4. The final technique involves the above incisions, plus the extra long incision within the crease under the breast (WISE pattern- most traditional). This is an "anchor-shape" or inverted "T" incision. Dr Tavakoli still utilises this method in very large to gigantic breast reduction cases especially in the older age group (50-70).
Occasionally, especially with Breast lifting only, these incisions may be modified and more limited. Some operations may require only the incision around the areola.
Will Medicare & health fund pay for my surgery?
Large breasts (macromastia) or breast hypertrophy can occur in a variety of conditions (family trait, post pregnancy, excessive adolescent growth). When the excessive size causes functional problems, insurance will generally pay for part of the operations. These problems may include neck pain, back or shoulder pain, hygiene difficulty, and breast pain. Mastopexy (uplift) is almost never covered by Medicare or the health funds.
What happens to the circulation and sensation of my nipple?
Generally, the nipple-areolar complex (brown part of the breast) is carried on some breast tissue to keep it alive. This usually preserves the nipple sensation and keeps it viable.

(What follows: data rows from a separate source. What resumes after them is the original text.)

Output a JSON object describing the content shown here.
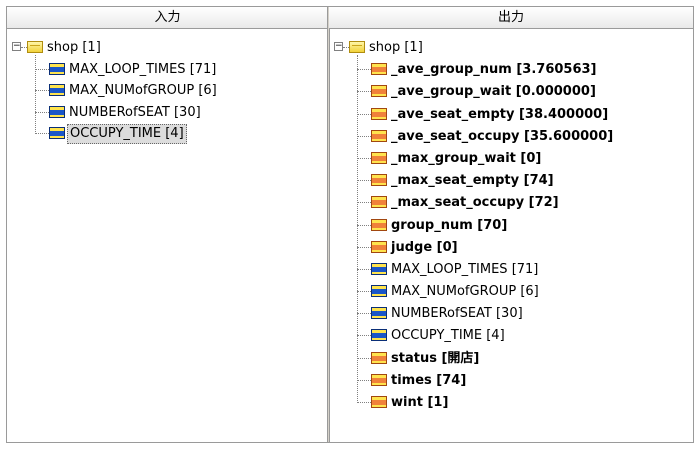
{
  "left_pane": {
    "header": "入力",
    "root": {
      "label": "shop [1]"
    },
    "items": [
      {
        "label": "MAX_LOOP_TIMES [71]",
        "icon": "variable-icon-blue",
        "bold": false,
        "selected": false
      },
      {
        "label": "MAX_NUMofGROUP [6]",
        "icon": "variable-icon-blue",
        "bold": false,
        "selected": false
      },
      {
        "label": "NUMBERofSEAT [30]",
        "icon": "variable-icon-blue",
        "bold": false,
        "selected": false
      },
      {
        "label": "OCCUPY_TIME [4]",
        "icon": "variable-icon-blue",
        "bold": false,
        "selected": true
      }
    ]
  },
  "right_pane": {
    "header": "出力",
    "root": {
      "label": "shop [1]"
    },
    "items": [
      {
        "label": "_ave_group_num [3.760563]",
        "icon": "variable-icon-red",
        "bold": true
      },
      {
        "label": "_ave_group_wait [0.000000]",
        "icon": "variable-icon-red",
        "bold": true
      },
      {
        "label": "_ave_seat_empty [38.400000]",
        "icon": "variable-icon-red",
        "bold": true
      },
      {
        "label": "_ave_seat_occupy [35.600000]",
        "icon": "variable-icon-red",
        "bold": true
      },
      {
        "label": "_max_group_wait [0]",
        "icon": "variable-icon-red",
        "bold": true
      },
      {
        "label": "_max_seat_empty [74]",
        "icon": "variable-icon-red",
        "bold": true
      },
      {
        "label": "_max_seat_occupy [72]",
        "icon": "variable-icon-red",
        "bold": true
      },
      {
        "label": "group_num [70]",
        "icon": "variable-icon-red",
        "bold": true
      },
      {
        "label": "judge [0]",
        "icon": "variable-icon-red",
        "bold": true
      },
      {
        "label": "MAX_LOOP_TIMES [71]",
        "icon": "variable-icon-blue",
        "bold": false
      },
      {
        "label": "MAX_NUMofGROUP [6]",
        "icon": "variable-icon-blue",
        "bold": false
      },
      {
        "label": "NUMBERofSEAT [30]",
        "icon": "variable-icon-blue",
        "bold": false
      },
      {
        "label": "OCCUPY_TIME [4]",
        "icon": "variable-icon-blue",
        "bold": false
      },
      {
        "label": "status [開店]",
        "icon": "variable-icon-red",
        "bold": true
      },
      {
        "label": "times [74]",
        "icon": "variable-icon-red",
        "bold": true
      },
      {
        "label": "wint [1]",
        "icon": "variable-icon-red",
        "bold": true
      }
    ]
  },
  "colors": {
    "selection_bg": "#dcdcdc",
    "blue_icon": "#1a56c8",
    "red_icon": "#f0813a",
    "folder_icon": "#f2d23b"
  }
}
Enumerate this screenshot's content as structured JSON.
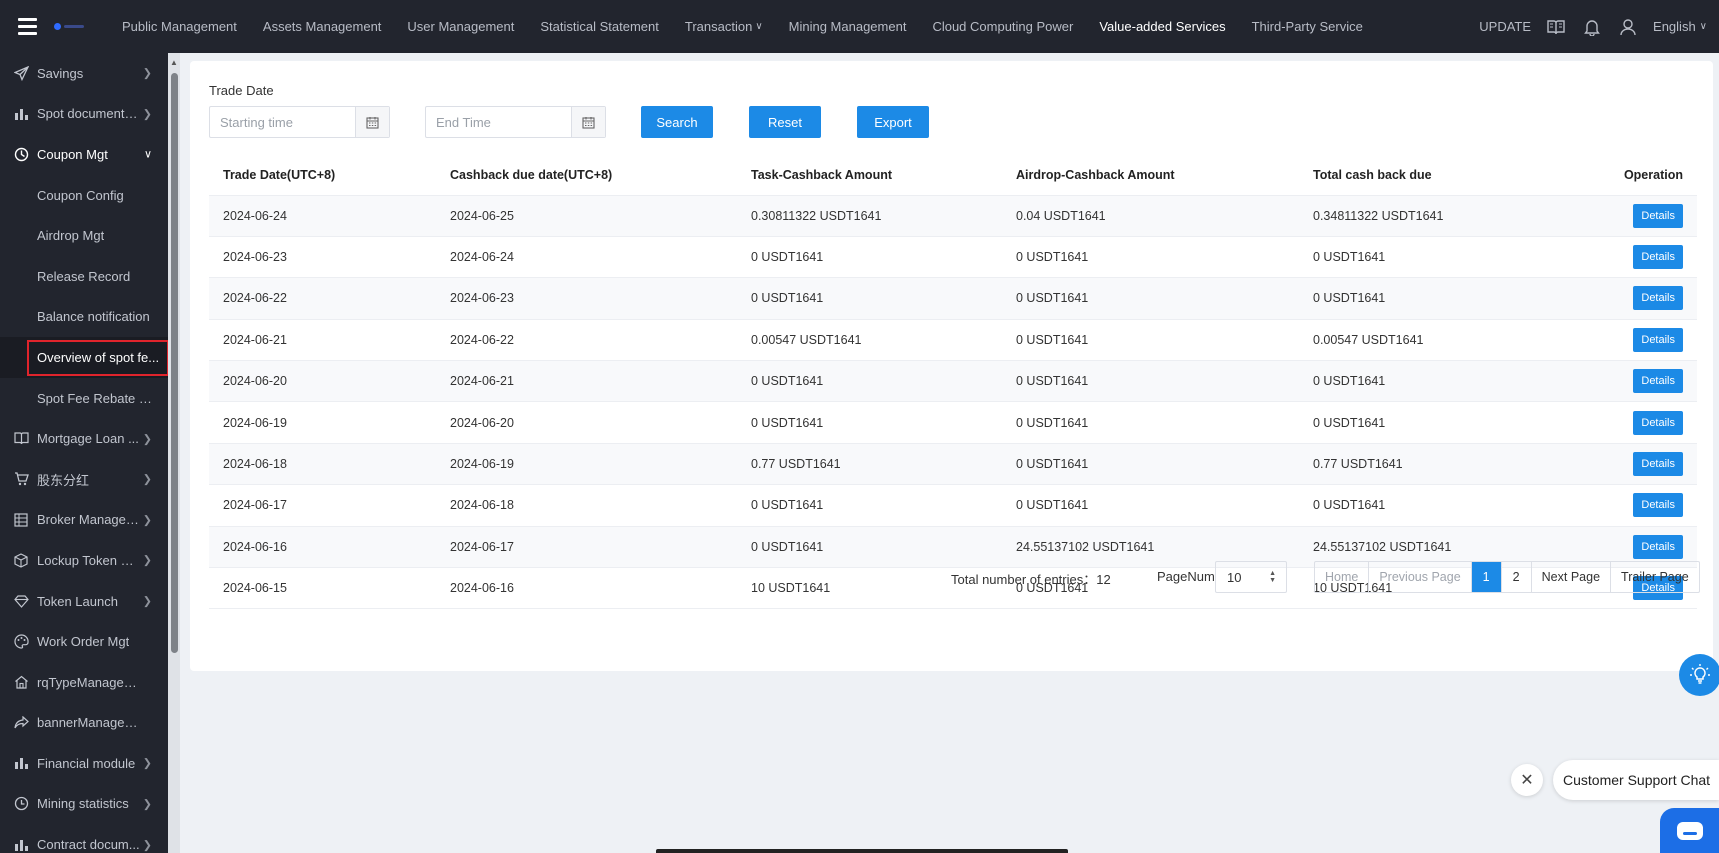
{
  "topnav": {
    "items": [
      {
        "label": "Public Management"
      },
      {
        "label": "Assets Management"
      },
      {
        "label": "User Management"
      },
      {
        "label": "Statistical Statement"
      },
      {
        "label": "Transaction"
      },
      {
        "label": "Mining Management"
      },
      {
        "label": "Cloud Computing Power"
      },
      {
        "label": "Value-added Services"
      },
      {
        "label": "Third-Party Service"
      }
    ],
    "active": "Value-added Services",
    "update_label": "UPDATE",
    "language": "English"
  },
  "sidebar": {
    "items": [
      {
        "label": "Savings",
        "icon": "send-icon"
      },
      {
        "label": "Spot documenta...",
        "icon": "bar-chart-icon"
      },
      {
        "label": "Coupon Mgt",
        "icon": "coupon-icon"
      },
      {
        "label": "Coupon Config"
      },
      {
        "label": "Airdrop Mgt"
      },
      {
        "label": "Release Record"
      },
      {
        "label": "Balance notification"
      },
      {
        "label": "Overview of spot fe..."
      },
      {
        "label": "Spot Fee Rebate De..."
      },
      {
        "label": "Mortgage Loan ...",
        "icon": "book-icon"
      },
      {
        "label": "股东分红",
        "icon": "cart-icon"
      },
      {
        "label": "Broker Managem...",
        "icon": "grid-icon"
      },
      {
        "label": "Lockup Token Mgt",
        "icon": "box-icon"
      },
      {
        "label": "Token Launch",
        "icon": "diamond-icon"
      },
      {
        "label": "Work Order Mgt",
        "icon": "palette-icon"
      },
      {
        "label": "rqTypeManagement",
        "icon": "home-icon"
      },
      {
        "label": "bannerManagerment",
        "icon": "share-icon"
      },
      {
        "label": "Financial module",
        "icon": "bar-chart-icon"
      },
      {
        "label": "Mining statistics",
        "icon": "clock-icon"
      },
      {
        "label": "Contract docum...",
        "icon": "bar-chart-icon"
      }
    ]
  },
  "filter": {
    "label": "Trade Date",
    "start_placeholder": "Starting time",
    "end_placeholder": "End Time",
    "search_label": "Search",
    "reset_label": "Reset",
    "export_label": "Export"
  },
  "table": {
    "headers": [
      "Trade Date(UTC+8)",
      "Cashback due date(UTC+8)",
      "Task-Cashback Amount",
      "Airdrop-Cashback Amount",
      "Total cash back due",
      "Operation"
    ],
    "details_label": "Details",
    "rows": [
      [
        "2024-06-24",
        "2024-06-25",
        "0.30811322 USDT1641",
        "0.04 USDT1641",
        "0.34811322 USDT1641"
      ],
      [
        "2024-06-23",
        "2024-06-24",
        "0 USDT1641",
        "0 USDT1641",
        "0 USDT1641"
      ],
      [
        "2024-06-22",
        "2024-06-23",
        "0 USDT1641",
        "0 USDT1641",
        "0 USDT1641"
      ],
      [
        "2024-06-21",
        "2024-06-22",
        "0.00547 USDT1641",
        "0 USDT1641",
        "0.00547 USDT1641"
      ],
      [
        "2024-06-20",
        "2024-06-21",
        "0 USDT1641",
        "0 USDT1641",
        "0 USDT1641"
      ],
      [
        "2024-06-19",
        "2024-06-20",
        "0 USDT1641",
        "0 USDT1641",
        "0 USDT1641"
      ],
      [
        "2024-06-18",
        "2024-06-19",
        "0.77 USDT1641",
        "0 USDT1641",
        "0.77 USDT1641"
      ],
      [
        "2024-06-17",
        "2024-06-18",
        "0 USDT1641",
        "0 USDT1641",
        "0 USDT1641"
      ],
      [
        "2024-06-16",
        "2024-06-17",
        "0 USDT1641",
        "24.55137102 USDT1641",
        "24.55137102 USDT1641"
      ],
      [
        "2024-06-15",
        "2024-06-16",
        "10 USDT1641",
        "0 USDT1641",
        "10 USDT1641"
      ]
    ]
  },
  "pagination": {
    "total_label": "Total number of entries：",
    "total": "12",
    "pagenum_label": "PageNum",
    "page_size": "10",
    "home": "Home",
    "previous": "Previous Page",
    "pages": [
      "1",
      "2"
    ],
    "current": "1",
    "next": "Next Page",
    "trailer": "Trailer Page"
  },
  "chat": {
    "label": "Customer Support Chat"
  },
  "colors": {
    "topbar": "#22252e",
    "accent": "#1c8ae6",
    "highlight_border": "#e0242c"
  }
}
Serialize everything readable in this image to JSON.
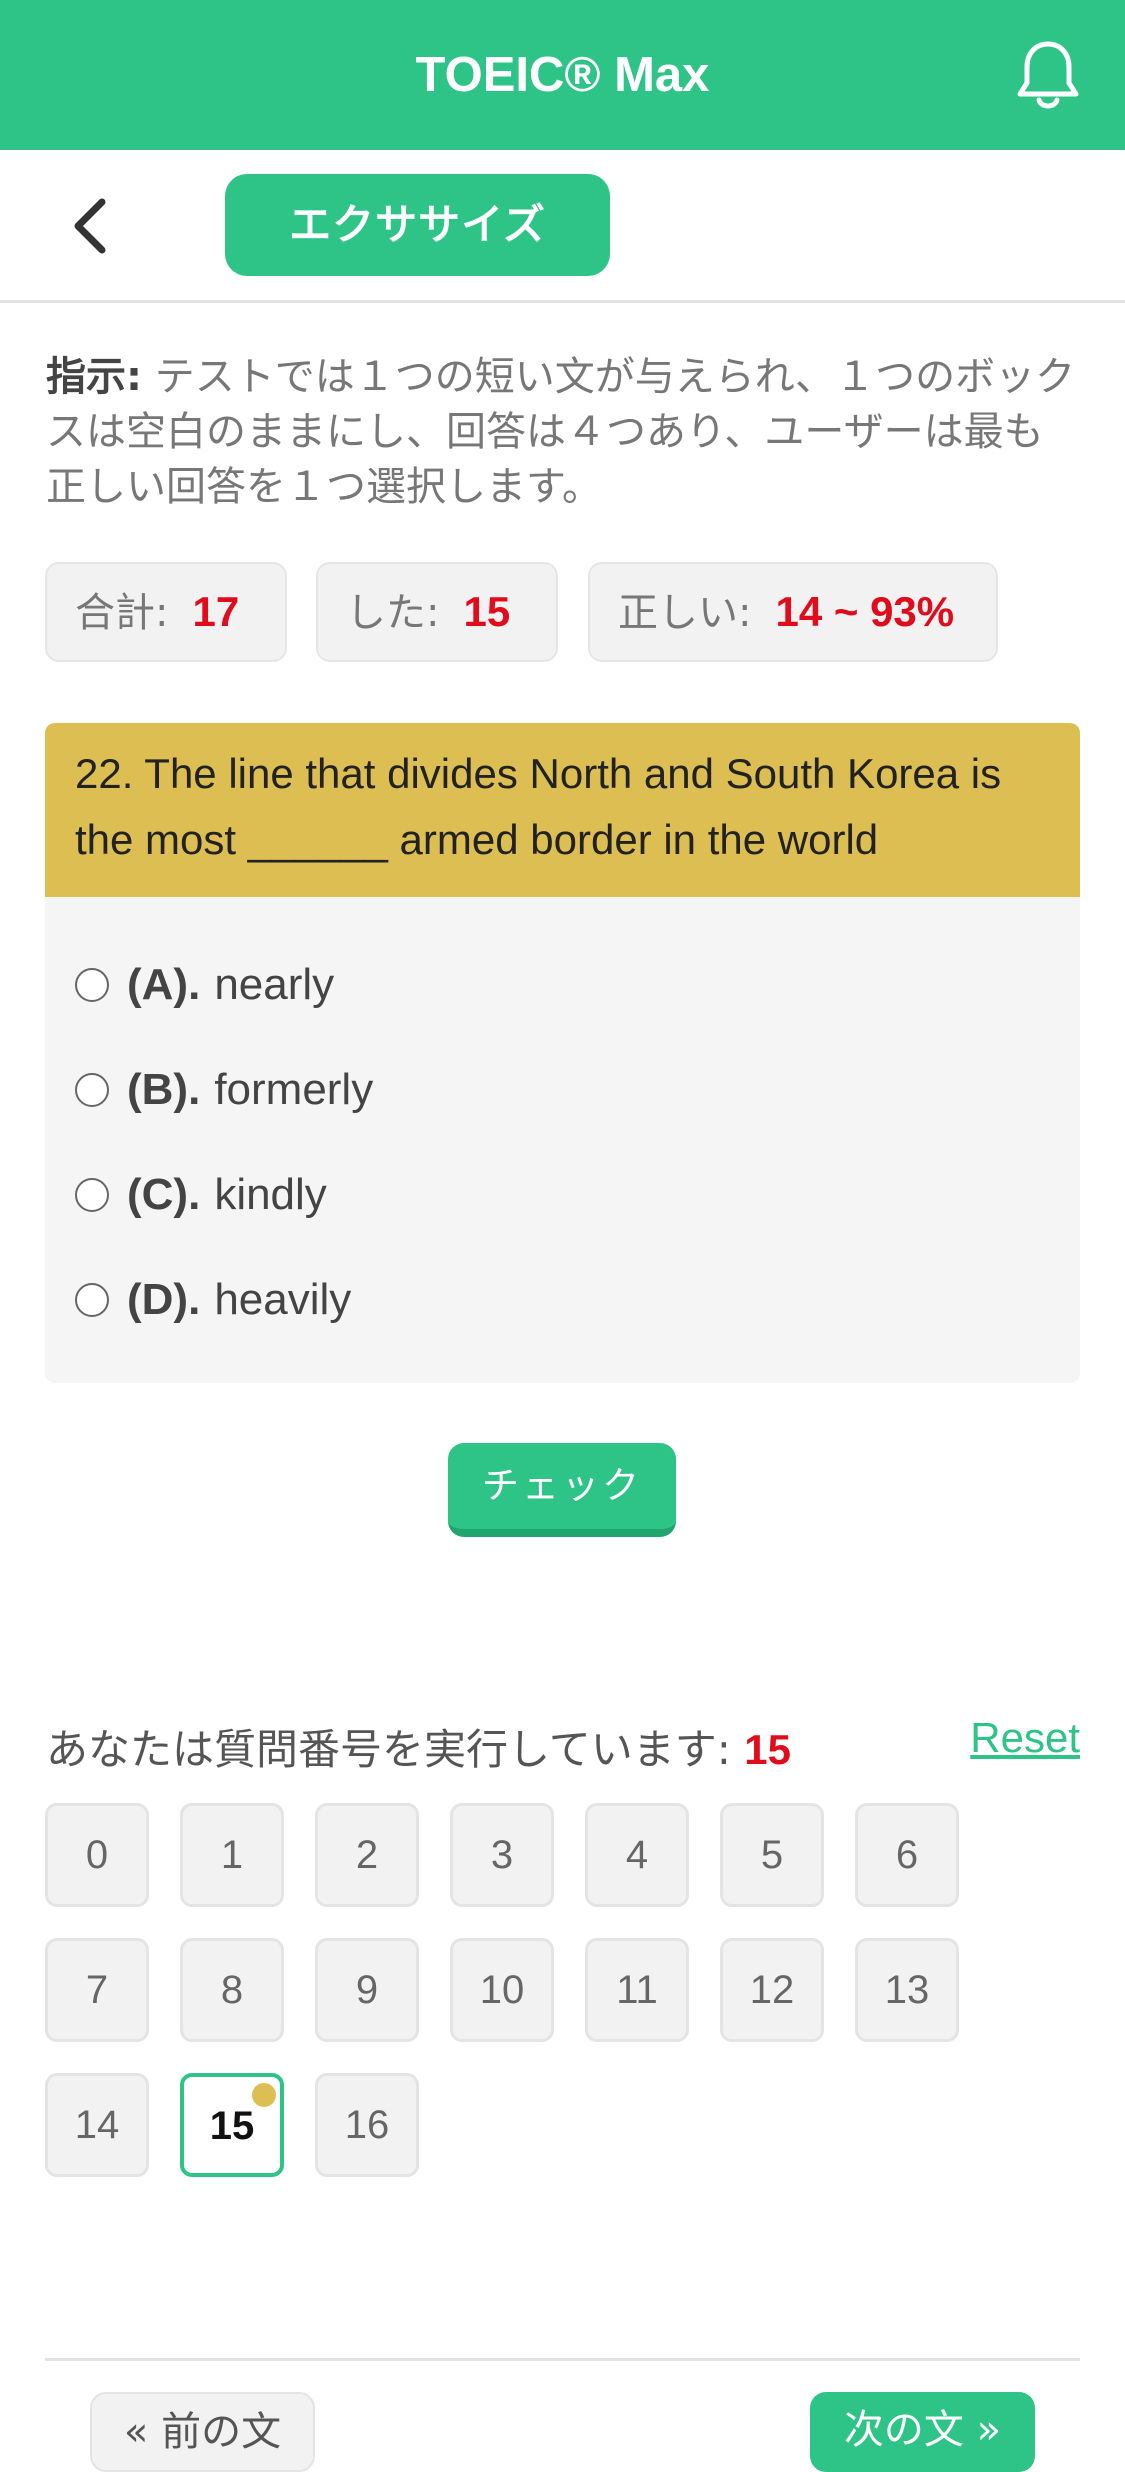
{
  "header": {
    "title": "TOEIC® Max",
    "bell_icon": "bell-icon"
  },
  "subbar": {
    "back_icon": "chevron-left-icon",
    "mode_label": "エクササイズ"
  },
  "instructions": {
    "label": "指示:",
    "text": " テストでは１つの短い文が与えられ、１つのボックスは空白のままにし、回答は４つあり、ユーザーは最も正しい回答を１つ選択します。"
  },
  "stats": {
    "total_label": "合計:",
    "total_value": "17",
    "done_label": "した:",
    "done_value": "15",
    "correct_label": "正しい:",
    "correct_value": "14 ~ 93%"
  },
  "question": {
    "text": "22. The line that divides North and South Korea is the most ______ armed border in the world",
    "options": [
      {
        "label": "(A).",
        "text": "nearly"
      },
      {
        "label": "(B).",
        "text": "formerly"
      },
      {
        "label": "(C).",
        "text": "kindly"
      },
      {
        "label": "(D).",
        "text": "heavily"
      }
    ]
  },
  "check_button": "チェック",
  "progress": {
    "label": "あなたは質問番号を実行しています:",
    "current": "15",
    "reset_label": "Reset"
  },
  "question_numbers": [
    "0",
    "1",
    "2",
    "3",
    "4",
    "5",
    "6",
    "7",
    "8",
    "9",
    "10",
    "11",
    "12",
    "13",
    "14",
    "15",
    "16"
  ],
  "footer": {
    "prev_label": "« 前の文",
    "next_label": "次の文 »"
  },
  "colors": {
    "primary": "#2ec487",
    "question_bg": "#dcbe52",
    "accent_red": "#e00b1b"
  }
}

However, for technical reasons, in extraordinarily large or bulky breasts, we sometimes remove the nipples completely and put them back as "free grafts." The sensory nerves are all cut, and even though a certain amount of sensation returns after healing, it will never be normal, with erotic sensation completely lost. The milk ducts are interrupted in this operation, so nursing would be impossible. You will be informed in advance if your breasts are in this category.
How long is the patient hospitalised?
Breast reduction can be done as an outpatient procedure requiring no hospitalisation. Usually suction drains (plastic tubes) are left in place after surgery with breast reduction, and possibly with a Mastopexy.
What kind of anaesthesia is used?
A general anaesthetic is used on all reduction Mammaplasties and some Mastopexies.
Who is on the surgical team?
Dr Tavakoli will always perform the operation.
What can I expect postoperatively?
Discomfort, swelling, and discoloration of the breasts are to be expected for several weeks. Usually, our patients return to almost normal activity within two weeks. The scars at the incision lines typically become reddish, raised, and firm a few weeks after surgery, but after many months become pale and soft. After 8-12 months, the scars are relatively inconspicuous. The nipples and some areas of the skin may be numb or sensitive after surgery. Sensation frequently returns within a few weeks or months but may be diminished or overly sensitive.
Will the breasts start to sag again?
Gravity continues to have its effect, and there is a tendency for the skin of the breast to stretch over a long period of time. Women vary a great deal in this respect. In general, the smaller the breasts, the less tendency for sagging to recur. If the breasts sag further, excision of the skin on an outpatient basis can be used to correct the problem. If we try to lift heavy breasts without making them smaller at the same time, sagging will return soon. One key to a satisfying result is realistic expectations - a wide-based large breast will not look like a smaller, but firm, narrow-based breast.
What are my limitations in activity post-operatively?
You should plan to avoid activities which require much raising of the arms above the level of the head for 10 days after surgery. With great care, you can drive about 7 days after surgery. Patients can usually return to work in a few days unless their occupation requires particularly strenuous movements and lifting. In such cases, 2-3 weeks should be allowed.
• Walking can commence within days,
• Light jogging within 2 weeks,
• Gym & Pilates after 4 weeks and upper body weights 6 weeks.
Surgical risks may include: infection, bleeding, asymmetry, scarring, and nerve damage. Damage to the blood supply of the nipple-areolar complex, although uncommon, can occur.